- [Required action]:
The whole listing, pictures aside, should be reproduced exactly.
Start of Data shown
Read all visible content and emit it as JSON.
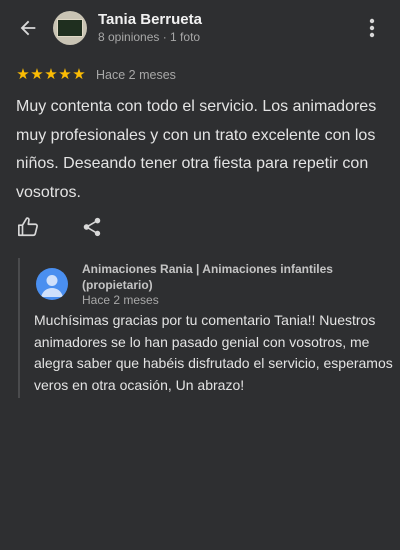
{
  "header": {
    "back_icon": "arrow-back-icon",
    "reviewer_name": "Tania Berrueta",
    "reviewer_meta": "8 opiniones · 1 foto",
    "more_icon": "more-vertical-icon"
  },
  "review": {
    "rating": 5,
    "rating_max": 5,
    "star_color": "#fbbc04",
    "time": "Hace 2 meses",
    "text": "Muy contenta con todo el servicio. Los animadores muy profesionales y con un trato excelente con los niños. Deseando tener otra fiesta para repetir con vosotros."
  },
  "actions": {
    "like_icon": "thumbs-up-icon",
    "share_icon": "share-icon"
  },
  "owner_reply": {
    "name": "Animaciones Rania | Animaciones infantiles (propietario)",
    "time": "Hace 2 meses",
    "avatar_color": "#4a8ff0",
    "text": "Muchísimas gracias por tu comentario Tania!! Nuestros animadores se lo han pasado genial con vosotros, me alegra saber que habéis disfrutado el servicio, esperamos veros en otra ocasión, Un abrazo!"
  },
  "colors": {
    "background": "#2e2f31",
    "text_primary": "#e3e3e3",
    "text_secondary": "#a8a8a8"
  }
}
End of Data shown
- [Answer area]:
Read all visible content and emit it as JSON.
{
  "header": {
    "back_icon": "arrow-back-icon",
    "reviewer_name": "Tania Berrueta",
    "reviewer_meta": "8 opiniones · 1 foto",
    "more_icon": "more-vertical-icon"
  },
  "review": {
    "rating": 5,
    "rating_max": 5,
    "star_color": "#fbbc04",
    "time": "Hace 2 meses",
    "text": "Muy contenta con todo el servicio. Los animadores muy profesionales y con un trato excelente con los niños. Deseando tener otra fiesta para repetir con vosotros."
  },
  "actions": {
    "like_icon": "thumbs-up-icon",
    "share_icon": "share-icon"
  },
  "owner_reply": {
    "name": "Animaciones Rania | Animaciones infantiles (propietario)",
    "time": "Hace 2 meses",
    "avatar_color": "#4a8ff0",
    "text": "Muchísimas gracias por tu comentario Tania!! Nuestros animadores se lo han pasado genial con vosotros, me alegra saber que habéis disfrutado el servicio, esperamos veros en otra ocasión, Un abrazo!"
  },
  "colors": {
    "background": "#2e2f31",
    "text_primary": "#e3e3e3",
    "text_secondary": "#a8a8a8"
  }
}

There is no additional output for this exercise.